This is, of course, the same thing that happened to the article on the short story we covered two weeks ago. What n+1 is doing, in other words, is putting articles up on the front page of their website and then taking them down. I suppose their thinking is that they're teasing us with a preview so that we'll go out and buy the latest copy of their magazine. This behavior is absurd. Particularly if they're putting articles up then taking them down on the same day. Such buffoonery will only turn people off when they stumble across a link like the one on Conversational Reading.

One of the advantages to putting things on the Internet is that they're in a permanent place where they can be found years later and linked to and be discussed. Unlike physical paper magazines which by their nature are periodically thrown away, a piece of writing can remain online indefinitely with relatively little effort or money. We've learned to expect things to remain in the same place where we found them before. We bookmark them. We link to them. We scribble URLs down on post-it notes and stick them to our monitors. Taking things down right after you put them up only serves to alienate your readers. But then, the editors of N+1 also believe it's within the normal experience of their readers to earn forty dollars an hour as a copy editor, so what do we know?

Dear n+1, please knock it off.

[Edit: Well I'll be the first one to admit when I have egg on my face. Benjamin Kunkel's article on the novel was never put up on the n+1 website, I simply misunderstood Scott's post on Conversational Reading. So, no, n+1 didn't put it up and then take it down on the same day.

This doesn't change the fact that they did put up the article on the short story that we talked about two weeks ago and then took it down, or that they've put up and taken down articles in the past. Which behavior they need to knock off.]

[Edit: I have been informed by an editor of n+1 that Elif Batuman's article on the short story can be found here. There was, however, no link to it anywhere that I could find on the n+1 website. According to the aforementioned editor, "All of [the articles] have obvious, intuitive html addresses. If you can't figure one out, you can email me or Chad [the web editor]." I'm not sure I understand—they move articles off the front page to other URL's, and then if you can't find them you're expected to email the editors about it? Is that all that different than taking the article down completely? I remain confused and frustrated.]

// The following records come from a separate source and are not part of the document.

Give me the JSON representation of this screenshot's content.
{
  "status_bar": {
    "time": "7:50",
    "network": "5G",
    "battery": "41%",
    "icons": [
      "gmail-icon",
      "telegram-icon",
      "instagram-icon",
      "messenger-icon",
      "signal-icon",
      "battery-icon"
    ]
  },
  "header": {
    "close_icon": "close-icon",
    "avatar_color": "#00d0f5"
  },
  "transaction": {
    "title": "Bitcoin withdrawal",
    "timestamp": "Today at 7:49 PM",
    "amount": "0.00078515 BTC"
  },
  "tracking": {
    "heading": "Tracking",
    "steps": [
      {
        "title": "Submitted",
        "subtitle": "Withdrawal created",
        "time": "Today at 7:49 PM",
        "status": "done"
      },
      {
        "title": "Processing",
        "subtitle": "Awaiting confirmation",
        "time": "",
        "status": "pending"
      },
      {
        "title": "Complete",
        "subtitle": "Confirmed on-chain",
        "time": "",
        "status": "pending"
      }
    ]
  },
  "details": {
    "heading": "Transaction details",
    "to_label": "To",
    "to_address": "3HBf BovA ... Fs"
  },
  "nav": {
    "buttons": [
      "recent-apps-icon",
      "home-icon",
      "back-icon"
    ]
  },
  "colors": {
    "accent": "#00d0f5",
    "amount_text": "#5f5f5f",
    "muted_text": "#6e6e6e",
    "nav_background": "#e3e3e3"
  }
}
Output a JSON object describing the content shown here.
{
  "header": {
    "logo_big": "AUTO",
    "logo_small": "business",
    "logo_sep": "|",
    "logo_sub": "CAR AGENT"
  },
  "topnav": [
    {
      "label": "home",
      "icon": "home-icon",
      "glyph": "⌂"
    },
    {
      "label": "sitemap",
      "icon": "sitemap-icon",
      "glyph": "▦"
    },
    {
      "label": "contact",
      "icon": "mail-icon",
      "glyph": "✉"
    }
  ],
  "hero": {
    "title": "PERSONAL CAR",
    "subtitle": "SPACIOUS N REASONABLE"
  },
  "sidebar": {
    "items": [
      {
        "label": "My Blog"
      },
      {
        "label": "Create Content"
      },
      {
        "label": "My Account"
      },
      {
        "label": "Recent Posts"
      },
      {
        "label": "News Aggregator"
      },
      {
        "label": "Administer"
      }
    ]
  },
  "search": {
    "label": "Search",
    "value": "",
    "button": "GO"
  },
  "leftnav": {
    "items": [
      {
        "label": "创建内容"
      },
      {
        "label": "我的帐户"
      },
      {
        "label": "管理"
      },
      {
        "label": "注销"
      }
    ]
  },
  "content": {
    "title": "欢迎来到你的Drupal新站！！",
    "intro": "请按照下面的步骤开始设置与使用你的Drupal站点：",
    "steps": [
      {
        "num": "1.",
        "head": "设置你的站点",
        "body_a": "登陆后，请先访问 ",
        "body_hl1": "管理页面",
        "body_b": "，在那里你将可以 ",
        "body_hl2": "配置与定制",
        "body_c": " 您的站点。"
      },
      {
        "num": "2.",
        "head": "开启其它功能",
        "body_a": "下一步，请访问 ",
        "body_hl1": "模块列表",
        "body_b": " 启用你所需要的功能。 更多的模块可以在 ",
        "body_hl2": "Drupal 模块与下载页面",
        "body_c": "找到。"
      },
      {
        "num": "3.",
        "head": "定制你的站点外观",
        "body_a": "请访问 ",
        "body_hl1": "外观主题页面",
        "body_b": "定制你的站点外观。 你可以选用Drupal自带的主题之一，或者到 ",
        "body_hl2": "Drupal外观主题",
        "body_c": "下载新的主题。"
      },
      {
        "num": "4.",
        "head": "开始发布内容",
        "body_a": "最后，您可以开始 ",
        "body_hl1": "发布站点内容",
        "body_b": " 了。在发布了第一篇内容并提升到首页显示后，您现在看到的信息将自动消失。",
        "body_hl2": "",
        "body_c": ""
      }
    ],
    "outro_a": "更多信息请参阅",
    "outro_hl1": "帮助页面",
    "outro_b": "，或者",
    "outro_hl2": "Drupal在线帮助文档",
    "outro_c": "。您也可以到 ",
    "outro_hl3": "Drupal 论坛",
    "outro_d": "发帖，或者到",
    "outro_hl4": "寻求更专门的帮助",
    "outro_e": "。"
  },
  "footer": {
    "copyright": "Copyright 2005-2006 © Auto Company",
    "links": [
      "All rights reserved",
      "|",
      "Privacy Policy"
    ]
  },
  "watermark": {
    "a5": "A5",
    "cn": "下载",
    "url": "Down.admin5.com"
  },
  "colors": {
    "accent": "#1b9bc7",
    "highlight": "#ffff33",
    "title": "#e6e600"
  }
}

Workshop Fiction Wars 2: n+1 and the doomed short story

Is the short story dead? Is n+1 run by snobs living over-the-top, trustafarian life styles? Read on to find out.

Charles Valle on The Economy of Small Press Print

Charles Valle, the editor of Fence, was kind enough to send us a detailed response to the articles on the economics of print literary journals Wet Asphalt recently published.

It's the Format: The Problem with Literary Magazines

The only way to save literary magazines is to change them.

Cognitive Dissonance in Literature as Business

I'm no great booster of market capitalism, so don't get me wrong here, this article is not going to be a defense of Milton Friedman Free Market Monetarism™. I'm a fan of social democracy and the intervention of governments in financially supporting all sorts of public goods from health care for all at one end of the importance spectrum, all the way down to experimental arts and letters at the other. Nevertheless for people who live and work in North America market capitalism is what we've got. What that means for producers of cultural artifacts—poems, short stories, paintings, movies, novels, commemorative mugs, chocolate candies modeled after the vaginas of performance artists, etc.—is that if said producer is producing a product and then selling it, those sales of said product are going to be determined by the old fashioned market rules of Supply and Demand.

Wet Asphalt Recommends: "The Ledge" by Austin Bunn

"The Ledge," a short story published in One-Story, is a tale of a 15th century cargo ship that unexpectedly stumbles across the edge of the world. It feels like a cross between adventure on the high seas, Latin American magical realism and the gothic ghost story and is utterly compelling from page to page. It is written by Austin Bunn.